Boiler MACT – Further Improvements Needed Key Improvements from 2010 through Dec. 2011 Reproposal: Cost-effective work practices rather than arbitrary and unachievable limits Emission limits accounting for variability in performance of top boilers Adjusted some limits to account for fuel variability Defined more biomass residuals as fuels Grouping like boilers together – separate biomass from coal Further Improvements Sought: More compliance time -- one or two years Achievable standards -- esp. carbon monoxide Classify more biomass residuals as fuels -- encourage renewable, carbon- neutral alternatives to fossil fuels 16
Boiler MACT Estimated CostsEPA Action Cost to Forest Cost to All EPA Cost Products Sector Manufacturers EstimatesOriginal Proposal ~$9 B $21 B $11.1 B(June 2010)Original Final $7 B $14.3 B $6.3 B(March 2011)Reproposal $4.3 B $14.2 B $5.8 B(December 2011)Final ?? ?? ??(2012??)Cost Reductions > $4.7 B >$6.8 B >$ 5.3 17
Paper Risk and Technology Rules Final Clean Air rule (9/11/12) covers pulping and papermaking operations EPA found health risks acceptable EPA determined no control technology upgrades cost effective Costs reduced from $700-900M in proposal to only $5 M Next Step: litigation by stakeholders More EPA rules under Paper Sector program Risk & Technology rule Phase II – furnaces and kilns, late 2013 Reevaluate existing venting allowances – summer 2013 Determine if changes to Kraft Pulp New Source Performance Std – court ordered deadline of May 2013 18
NAAQS Permitting Gridlock 2010 NOx and SO2 NAAQS plus 2006 particulate matter Modeled emissions exceeding standards – stops projects PM NAAQS – June proposal Tighter limits could impose more than $1 billion in added costs depending on how implemented Scientific uncertainty questions need for lower limits Ozone NAAQS – proposal in late 2013 Big costs and scientific uncertainty 19
Timberland Growth/Removal Ratio By Region 5.00 4.50 Rocky Mtn 4.00 3.50 3.00 2.50 North 2.00 Pacific Coast 1.50 1.70 1.37 South 1.00 1.22 1.05 0.50 - 1976 1986 1996 2006 North South Rocky Mtn Pacific Coast 21

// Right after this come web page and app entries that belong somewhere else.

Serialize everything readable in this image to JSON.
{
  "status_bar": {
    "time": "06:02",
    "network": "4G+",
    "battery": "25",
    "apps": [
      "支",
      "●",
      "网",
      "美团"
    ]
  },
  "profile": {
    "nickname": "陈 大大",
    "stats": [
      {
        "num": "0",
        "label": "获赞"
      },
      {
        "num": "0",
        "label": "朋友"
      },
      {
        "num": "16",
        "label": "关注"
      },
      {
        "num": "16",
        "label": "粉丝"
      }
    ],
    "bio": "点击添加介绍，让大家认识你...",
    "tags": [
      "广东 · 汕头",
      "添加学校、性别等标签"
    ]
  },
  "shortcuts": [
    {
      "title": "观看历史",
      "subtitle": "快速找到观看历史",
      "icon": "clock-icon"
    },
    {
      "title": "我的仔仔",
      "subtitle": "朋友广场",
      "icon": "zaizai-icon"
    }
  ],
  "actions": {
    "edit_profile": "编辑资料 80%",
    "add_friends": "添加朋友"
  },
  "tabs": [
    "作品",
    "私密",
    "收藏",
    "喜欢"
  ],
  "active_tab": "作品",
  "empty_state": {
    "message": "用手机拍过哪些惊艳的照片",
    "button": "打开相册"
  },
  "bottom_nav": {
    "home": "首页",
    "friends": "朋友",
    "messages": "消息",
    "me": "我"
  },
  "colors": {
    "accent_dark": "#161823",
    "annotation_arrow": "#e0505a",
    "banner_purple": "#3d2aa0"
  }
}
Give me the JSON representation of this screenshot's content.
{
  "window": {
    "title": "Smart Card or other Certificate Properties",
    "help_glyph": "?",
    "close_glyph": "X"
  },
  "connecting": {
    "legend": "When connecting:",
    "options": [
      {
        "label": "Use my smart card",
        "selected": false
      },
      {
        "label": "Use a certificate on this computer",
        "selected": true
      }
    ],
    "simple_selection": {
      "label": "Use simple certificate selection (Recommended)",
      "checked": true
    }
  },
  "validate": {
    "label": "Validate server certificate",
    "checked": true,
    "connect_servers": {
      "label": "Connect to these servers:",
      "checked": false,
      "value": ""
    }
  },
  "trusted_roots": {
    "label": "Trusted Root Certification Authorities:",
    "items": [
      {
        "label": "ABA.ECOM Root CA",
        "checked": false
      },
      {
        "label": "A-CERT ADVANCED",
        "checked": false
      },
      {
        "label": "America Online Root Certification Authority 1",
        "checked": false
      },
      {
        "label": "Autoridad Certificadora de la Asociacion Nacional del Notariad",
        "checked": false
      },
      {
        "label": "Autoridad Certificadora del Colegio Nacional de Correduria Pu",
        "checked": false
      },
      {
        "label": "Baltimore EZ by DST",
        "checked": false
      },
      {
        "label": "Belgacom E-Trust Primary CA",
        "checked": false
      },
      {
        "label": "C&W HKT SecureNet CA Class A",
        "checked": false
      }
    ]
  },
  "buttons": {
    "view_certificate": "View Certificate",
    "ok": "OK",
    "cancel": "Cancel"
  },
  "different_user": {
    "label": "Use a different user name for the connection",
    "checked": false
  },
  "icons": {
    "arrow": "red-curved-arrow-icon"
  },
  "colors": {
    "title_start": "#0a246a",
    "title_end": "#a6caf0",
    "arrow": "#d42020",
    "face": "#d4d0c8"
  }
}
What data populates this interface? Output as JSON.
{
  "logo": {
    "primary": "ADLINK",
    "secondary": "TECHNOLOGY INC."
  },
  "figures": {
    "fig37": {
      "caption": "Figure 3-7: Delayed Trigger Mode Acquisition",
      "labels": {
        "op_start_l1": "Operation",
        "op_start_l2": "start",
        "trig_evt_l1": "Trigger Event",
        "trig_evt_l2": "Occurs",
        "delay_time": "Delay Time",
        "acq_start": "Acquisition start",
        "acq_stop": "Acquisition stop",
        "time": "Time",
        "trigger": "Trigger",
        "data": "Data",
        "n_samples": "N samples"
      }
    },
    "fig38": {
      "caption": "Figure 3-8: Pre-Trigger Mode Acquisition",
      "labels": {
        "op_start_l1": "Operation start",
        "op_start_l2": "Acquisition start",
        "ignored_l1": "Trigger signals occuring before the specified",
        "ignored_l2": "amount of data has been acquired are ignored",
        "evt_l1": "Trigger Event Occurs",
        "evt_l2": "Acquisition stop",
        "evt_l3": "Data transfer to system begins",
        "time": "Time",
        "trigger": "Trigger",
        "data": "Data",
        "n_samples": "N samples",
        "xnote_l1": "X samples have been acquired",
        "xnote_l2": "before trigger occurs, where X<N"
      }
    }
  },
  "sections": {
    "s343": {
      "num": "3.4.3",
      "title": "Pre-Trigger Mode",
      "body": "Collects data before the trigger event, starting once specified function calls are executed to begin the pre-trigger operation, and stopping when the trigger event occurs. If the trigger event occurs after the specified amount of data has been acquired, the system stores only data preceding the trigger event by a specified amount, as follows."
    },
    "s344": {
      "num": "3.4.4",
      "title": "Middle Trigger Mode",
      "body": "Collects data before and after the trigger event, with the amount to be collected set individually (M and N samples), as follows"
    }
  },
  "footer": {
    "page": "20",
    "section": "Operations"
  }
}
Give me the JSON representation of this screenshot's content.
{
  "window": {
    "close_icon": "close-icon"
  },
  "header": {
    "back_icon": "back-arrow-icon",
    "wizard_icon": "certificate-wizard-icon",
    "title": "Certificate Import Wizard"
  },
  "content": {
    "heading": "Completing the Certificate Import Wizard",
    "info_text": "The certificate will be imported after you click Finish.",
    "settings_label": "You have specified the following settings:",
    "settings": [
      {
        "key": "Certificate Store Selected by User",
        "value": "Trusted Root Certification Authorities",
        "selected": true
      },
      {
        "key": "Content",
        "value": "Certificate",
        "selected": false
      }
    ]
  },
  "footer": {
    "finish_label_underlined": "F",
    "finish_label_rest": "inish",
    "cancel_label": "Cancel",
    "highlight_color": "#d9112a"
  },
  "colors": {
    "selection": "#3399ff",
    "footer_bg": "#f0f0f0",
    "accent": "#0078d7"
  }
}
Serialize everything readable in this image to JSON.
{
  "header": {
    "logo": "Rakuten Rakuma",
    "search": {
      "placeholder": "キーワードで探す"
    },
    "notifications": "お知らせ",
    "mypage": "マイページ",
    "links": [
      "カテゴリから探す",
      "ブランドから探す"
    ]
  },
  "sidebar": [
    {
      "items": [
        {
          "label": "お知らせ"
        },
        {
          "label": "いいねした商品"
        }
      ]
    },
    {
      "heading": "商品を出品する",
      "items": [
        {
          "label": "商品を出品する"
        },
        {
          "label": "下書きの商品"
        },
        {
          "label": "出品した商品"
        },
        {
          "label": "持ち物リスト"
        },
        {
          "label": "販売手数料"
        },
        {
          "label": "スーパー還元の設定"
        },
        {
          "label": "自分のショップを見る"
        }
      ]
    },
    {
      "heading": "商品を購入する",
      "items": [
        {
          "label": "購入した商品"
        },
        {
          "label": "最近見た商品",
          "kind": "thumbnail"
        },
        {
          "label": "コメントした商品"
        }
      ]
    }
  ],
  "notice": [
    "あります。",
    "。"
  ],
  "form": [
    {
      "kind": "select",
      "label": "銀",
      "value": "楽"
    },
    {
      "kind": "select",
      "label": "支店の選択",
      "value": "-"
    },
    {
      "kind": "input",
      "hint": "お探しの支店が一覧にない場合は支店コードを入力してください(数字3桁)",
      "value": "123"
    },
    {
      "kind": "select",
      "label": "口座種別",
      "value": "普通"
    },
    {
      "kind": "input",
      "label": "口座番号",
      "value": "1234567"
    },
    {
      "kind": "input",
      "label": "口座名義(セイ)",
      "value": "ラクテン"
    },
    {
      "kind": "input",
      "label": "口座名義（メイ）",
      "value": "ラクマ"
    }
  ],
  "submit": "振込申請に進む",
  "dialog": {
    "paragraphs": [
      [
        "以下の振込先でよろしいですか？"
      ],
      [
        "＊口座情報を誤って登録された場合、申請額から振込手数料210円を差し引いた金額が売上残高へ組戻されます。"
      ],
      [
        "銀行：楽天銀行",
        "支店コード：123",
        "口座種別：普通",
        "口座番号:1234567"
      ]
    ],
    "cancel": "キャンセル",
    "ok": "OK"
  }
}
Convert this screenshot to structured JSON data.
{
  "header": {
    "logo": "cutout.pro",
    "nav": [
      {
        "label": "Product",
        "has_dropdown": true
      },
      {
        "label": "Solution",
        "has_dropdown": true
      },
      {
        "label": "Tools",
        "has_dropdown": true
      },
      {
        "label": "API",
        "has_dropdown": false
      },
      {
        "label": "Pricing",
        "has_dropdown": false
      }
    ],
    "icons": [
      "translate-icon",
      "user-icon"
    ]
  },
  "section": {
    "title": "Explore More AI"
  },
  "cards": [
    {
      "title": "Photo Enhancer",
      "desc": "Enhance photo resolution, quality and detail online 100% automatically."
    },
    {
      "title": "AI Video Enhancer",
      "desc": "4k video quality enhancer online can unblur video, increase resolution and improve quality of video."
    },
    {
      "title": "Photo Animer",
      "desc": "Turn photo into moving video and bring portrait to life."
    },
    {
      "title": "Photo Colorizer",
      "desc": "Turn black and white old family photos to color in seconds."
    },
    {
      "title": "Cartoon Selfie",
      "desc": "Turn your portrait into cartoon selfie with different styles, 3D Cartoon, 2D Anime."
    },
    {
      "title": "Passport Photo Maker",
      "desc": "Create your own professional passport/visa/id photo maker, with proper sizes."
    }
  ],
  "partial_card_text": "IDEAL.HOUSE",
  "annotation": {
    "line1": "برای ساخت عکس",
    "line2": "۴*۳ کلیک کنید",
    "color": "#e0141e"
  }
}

Biogenic Carbon Emissions Oct. 2009: “Fixing A Critical Accounting Error,” Science magazine Dec. 2009: EPA Endangerment Finding on GHG emissions May 2010: EPA Tailoring Rule to direct regulations at large emitters July 2011: EPA imposed 3-year deferral for regulation of biogenic emissions from stationary sources Sept. 2011: EPA proposed Accounting Framework for Biogenic CO2 Emissions from Stationary Sources July 2012: EPA’s Scientific Advisory Board (SAB) issued draft report critical of the Agency’s proposed accounting framework; supports anticipated future baseline 22
Regulations Can Undermine Competitiveness NERA/MAPI study: costs of major regulations increased at average rate of 7.6% a year since 1998. EPA imposes the largest regulatory cost burden on manufacturing sector ($117 billion in constant 2010 $). Cumulative impact of major regulations between 1993 and 2011 will lower manufacturing output by up to 6% over the next decade. Will reduce paper and wood products output by 6% and 3%, respectively. 23
Sustainable Regulations• Need for sustainable regulation (meet economic needs, environmental concerns, and social expectations)• Rigorous application of efficiency criteria and sound science.• Consider employment impacts and need for compliance time; allow for economic recovery.• The incorporation of job losses into regulatory cost-benefit analyses could alter the calculus for some propose regulations. 24
Wrap-up Uniquely challenging time. Worst economy since the creation of the modern administrative state. Stubbornly high unemployment. Aggressive foreign competition. Pressing need for smarter, more cost-effective regulatory approaches. 25
Questions ???Paul NoeVice President for Public PolicyAmerican Forest & Paper AssociationPaul_Noe@afandpa.org 26